[Records from a dataset]
####

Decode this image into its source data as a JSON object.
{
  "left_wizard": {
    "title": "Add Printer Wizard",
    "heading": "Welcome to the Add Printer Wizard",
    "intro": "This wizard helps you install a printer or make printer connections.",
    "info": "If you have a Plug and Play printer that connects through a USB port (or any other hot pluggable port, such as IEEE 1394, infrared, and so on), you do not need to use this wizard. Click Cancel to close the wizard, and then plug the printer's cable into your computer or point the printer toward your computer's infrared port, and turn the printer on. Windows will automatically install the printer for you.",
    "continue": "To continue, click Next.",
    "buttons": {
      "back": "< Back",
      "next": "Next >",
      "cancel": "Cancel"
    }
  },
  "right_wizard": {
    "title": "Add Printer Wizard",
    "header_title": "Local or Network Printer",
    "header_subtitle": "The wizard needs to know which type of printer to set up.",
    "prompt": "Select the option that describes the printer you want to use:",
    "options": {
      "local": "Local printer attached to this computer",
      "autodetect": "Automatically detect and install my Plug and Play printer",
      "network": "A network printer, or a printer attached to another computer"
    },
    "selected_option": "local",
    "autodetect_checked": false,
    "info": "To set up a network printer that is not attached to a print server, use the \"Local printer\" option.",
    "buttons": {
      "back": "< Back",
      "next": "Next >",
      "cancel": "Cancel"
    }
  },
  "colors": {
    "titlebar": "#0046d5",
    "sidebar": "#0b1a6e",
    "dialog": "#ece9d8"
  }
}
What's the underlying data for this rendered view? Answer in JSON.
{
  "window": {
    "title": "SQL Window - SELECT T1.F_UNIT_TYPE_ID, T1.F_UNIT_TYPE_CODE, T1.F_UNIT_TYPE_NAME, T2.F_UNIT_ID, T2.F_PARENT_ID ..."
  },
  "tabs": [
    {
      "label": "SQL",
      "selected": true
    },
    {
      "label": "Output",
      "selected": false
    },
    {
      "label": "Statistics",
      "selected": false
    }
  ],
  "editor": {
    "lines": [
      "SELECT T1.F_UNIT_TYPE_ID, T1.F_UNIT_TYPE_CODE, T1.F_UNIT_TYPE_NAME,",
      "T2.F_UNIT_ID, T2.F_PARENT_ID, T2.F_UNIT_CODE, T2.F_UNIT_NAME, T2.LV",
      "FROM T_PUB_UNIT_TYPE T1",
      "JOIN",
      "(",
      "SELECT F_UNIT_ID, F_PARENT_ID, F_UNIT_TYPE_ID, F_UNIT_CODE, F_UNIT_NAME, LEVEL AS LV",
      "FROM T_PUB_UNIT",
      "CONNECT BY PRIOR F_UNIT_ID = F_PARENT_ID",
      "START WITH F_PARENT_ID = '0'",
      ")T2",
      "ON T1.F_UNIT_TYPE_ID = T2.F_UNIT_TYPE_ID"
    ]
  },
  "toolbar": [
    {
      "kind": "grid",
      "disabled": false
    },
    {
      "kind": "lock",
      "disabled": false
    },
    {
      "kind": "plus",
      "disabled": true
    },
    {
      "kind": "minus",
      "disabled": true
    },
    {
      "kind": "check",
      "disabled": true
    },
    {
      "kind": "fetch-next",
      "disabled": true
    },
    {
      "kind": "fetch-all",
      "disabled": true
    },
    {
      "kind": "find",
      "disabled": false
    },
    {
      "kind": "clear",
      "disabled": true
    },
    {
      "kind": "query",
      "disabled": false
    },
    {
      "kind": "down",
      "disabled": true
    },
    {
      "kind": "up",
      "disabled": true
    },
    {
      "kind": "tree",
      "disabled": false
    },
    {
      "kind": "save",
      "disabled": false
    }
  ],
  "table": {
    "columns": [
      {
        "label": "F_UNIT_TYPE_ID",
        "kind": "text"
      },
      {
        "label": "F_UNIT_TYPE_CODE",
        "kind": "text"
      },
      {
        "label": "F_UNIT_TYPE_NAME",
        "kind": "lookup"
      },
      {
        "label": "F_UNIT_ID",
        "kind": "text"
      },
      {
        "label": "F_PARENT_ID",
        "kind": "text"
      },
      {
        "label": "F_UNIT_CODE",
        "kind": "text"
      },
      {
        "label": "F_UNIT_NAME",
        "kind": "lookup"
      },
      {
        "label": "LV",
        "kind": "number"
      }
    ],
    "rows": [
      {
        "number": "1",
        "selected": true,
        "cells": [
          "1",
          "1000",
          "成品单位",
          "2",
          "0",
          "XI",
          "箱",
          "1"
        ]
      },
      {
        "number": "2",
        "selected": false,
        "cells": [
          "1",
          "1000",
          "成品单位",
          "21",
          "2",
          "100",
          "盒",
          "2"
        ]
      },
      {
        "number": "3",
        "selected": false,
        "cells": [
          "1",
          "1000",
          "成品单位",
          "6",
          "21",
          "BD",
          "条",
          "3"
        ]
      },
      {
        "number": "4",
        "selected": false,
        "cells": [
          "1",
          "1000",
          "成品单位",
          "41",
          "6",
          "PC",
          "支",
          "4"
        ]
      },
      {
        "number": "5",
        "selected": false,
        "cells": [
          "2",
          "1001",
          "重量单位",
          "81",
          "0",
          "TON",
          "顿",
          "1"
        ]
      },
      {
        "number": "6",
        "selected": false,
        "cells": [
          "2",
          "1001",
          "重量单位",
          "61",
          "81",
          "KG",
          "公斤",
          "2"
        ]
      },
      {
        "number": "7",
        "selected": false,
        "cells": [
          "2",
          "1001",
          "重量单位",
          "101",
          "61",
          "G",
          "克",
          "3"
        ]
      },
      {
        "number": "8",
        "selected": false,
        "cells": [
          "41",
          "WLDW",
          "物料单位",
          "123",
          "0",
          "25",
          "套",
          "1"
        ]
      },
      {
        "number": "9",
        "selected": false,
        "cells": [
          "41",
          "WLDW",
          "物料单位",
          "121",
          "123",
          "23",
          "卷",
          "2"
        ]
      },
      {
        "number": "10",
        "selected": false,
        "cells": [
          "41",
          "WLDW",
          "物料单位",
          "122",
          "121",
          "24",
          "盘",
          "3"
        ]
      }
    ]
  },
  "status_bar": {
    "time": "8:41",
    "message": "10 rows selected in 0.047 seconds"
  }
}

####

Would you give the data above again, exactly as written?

● **Result of this task**
Decode this image into its source data as a JSON object.
{
  "left_wizard": {
    "title": "Add Printer Wizard",
    "heading": "Welcome to the Add Printer Wizard",
    "intro": "This wizard helps you install a printer or make printer connections.",
    "info": "If you have a Plug and Play printer that connects through a USB port (or any other hot pluggable port, such as IEEE 1394, infrared, and so on), you do not need to use this wizard. Click Cancel to close the wizard, and then plug the printer's cable into your computer or point the printer toward your computer's infrared port, and turn the printer on. Windows will automatically install the printer for you.",
    "continue": "To continue, click Next.",
    "buttons": {
      "back": "< Back",
      "next": "Next >",
      "cancel": "Cancel"
    }
  },
  "right_wizard": {
    "title": "Add Printer Wizard",
    "header_title": "Local or Network Printer",
    "header_subtitle": "The wizard needs to know which type of printer to set up.",
    "prompt": "Select the option that describes the printer you want to use:",
    "options": {
      "local": "Local printer attached to this computer",
      "autodetect": "Automatically detect and install my Plug and Play printer",
      "network": "A network printer, or a printer attached to another computer"
    },
    "selected_option": "local",
    "autodetect_checked": false,
    "info": "To set up a network printer that is not attached to a print server, use the \"Local printer\" option.",
    "buttons": {
      "back": "< Back",
      "next": "Next >",
      "cancel": "Cancel"
    }
  },
  "colors": {
    "titlebar": "#0046d5",
    "sidebar": "#0b1a6e",
    "dialog": "#ece9d8"
  }
}
What's the underlying data for this rendered view? Answer in JSON.
{
  "window": {
    "title": "SQL Window - SELECT T1.F_UNIT_TYPE_ID, T1.F_UNIT_TYPE_CODE, T1.F_UNIT_TYPE_NAME, T2.F_UNIT_ID, T2.F_PARENT_ID ..."
  },
  "tabs": [
    {
      "label": "SQL",
      "selected": true
    },
    {
      "label": "Output",
      "selected": false
    },
    {
      "label": "Statistics",
      "selected": false
    }
  ],
  "editor": {
    "lines": [
      "SELECT T1.F_UNIT_TYPE_ID, T1.F_UNIT_TYPE_CODE, T1.F_UNIT_TYPE_NAME,",
      "T2.F_UNIT_ID, T2.F_PARENT_ID, T2.F_UNIT_CODE, T2.F_UNIT_NAME, T2.LV",
      "FROM T_PUB_UNIT_TYPE T1",
      "JOIN",
      "(",
      "SELECT F_UNIT_ID, F_PARENT_ID, F_UNIT_TYPE_ID, F_UNIT_CODE, F_UNIT_NAME, LEVEL AS LV",
      "FROM T_PUB_UNIT",
      "CONNECT BY PRIOR F_UNIT_ID = F_PARENT_ID",
      "START WITH F_PARENT_ID = '0'",
      ")T2",
      "ON T1.F_UNIT_TYPE_ID = T2.F_UNIT_TYPE_ID"
    ]
  },
  "toolbar": [
    {
      "kind": "grid",
      "disabled": false
    },
    {
      "kind": "lock",
      "disabled": false
    },
    {
      "kind": "plus",
      "disabled": true
    },
    {
      "kind": "minus",
      "disabled": true
    },
    {
      "kind": "check",
      "disabled": true
    },
    {
      "kind": "fetch-next",
      "disabled": true
    },
    {
      "kind": "fetch-all",
      "disabled": true
    },
    {
      "kind": "find",
      "disabled": false
    },
    {
      "kind": "clear",
      "disabled": true
    },
    {
      "kind": "query",
      "disabled": false
    },
    {
      "kind": "down",
      "disabled": true
    },
    {
      "kind": "up",
      "disabled": true
    },
    {
      "kind": "tree",
      "disabled": false
    },
    {
      "kind": "save",
      "disabled": false
    }
  ],
  "table": {
    "columns": [
      {
        "label": "F_UNIT_TYPE_ID",
        "kind": "text"
      },
      {
        "label": "F_UNIT_TYPE_CODE",
        "kind": "text"
      },
      {
        "label": "F_UNIT_TYPE_NAME",
        "kind": "lookup"
      },
      {
        "label": "F_UNIT_ID",
        "kind": "text"
      },
      {
        "label": "F_PARENT_ID",
        "kind": "text"
      },
      {
        "label": "F_UNIT_CODE",
        "kind": "text"
      },
      {
        "label": "F_UNIT_NAME",
        "kind": "lookup"
      },
      {
        "label": "LV",
        "kind": "number"
      }
    ],
    "rows": [
      {
        "number": "1",
        "selected": true,
        "cells": [
          "1",
          "1000",
          "成品单位",
          "2",
          "0",
          "XI",
          "箱",
          "1"
        ]
      },
      {
        "number": "2",
        "selected": false,
        "cells": [
          "1",
          "1000",
          "成品单位",
          "21",
          "2",
          "100",
          "盒",
          "2"
        ]
      },
      {
        "number": "3",
        "selected": false,
        "cells": [
          "1",
          "1000",
          "成品单位",
          "6",
          "21",
          "BD",
          "条",
          "3"
        ]
      },
      {
        "number": "4",
        "selected": false,
        "cells": [
          "1",
          "1000",
          "成品单位",
          "41",
          "6",
          "PC",
          "支",
          "4"
        ]
      },
      {
        "number": "5",
        "selected": false,
        "cells": [
          "2",
          "1001",
          "重量单位",
          "81",
          "0",
          "TON",
          "顿",
          "1"
        ]
      },
      {
        "number": "6",
        "selected": false,
        "cells": [
          "2",
          "1001",
          "重量单位",
          "61",
          "81",
          "KG",
          "公斤",
          "2"
        ]
      },
      {
        "number": "7",
        "selected": false,
        "cells": [
          "2",
          "1001",
          "重量单位",
          "101",
          "61",
          "G",
          "克",
          "3"
        ]
      },
      {
        "number": "8",
        "selected": false,
        "cells": [
          "41",
          "WLDW",
          "物料单位",
          "123",
          "0",
          "25",
          "套",
          "1"
        ]
      },
      {
        "number": "9",
        "selected": false,
        "cells": [
          "41",
          "WLDW",
          "物料单位",
          "121",
          "123",
          "23",
          "卷",
          "2"
        ]
      },
      {
        "number": "10",
        "selected": false,
        "cells": [
          "41",
          "WLDW",
          "物料单位",
          "122",
          "121",
          "24",
          "盘",
          "3"
        ]
      }
    ]
  },
  "status_bar": {
    "time": "8:41",
    "message": "10 rows selected in 0.047 seconds"
  }
}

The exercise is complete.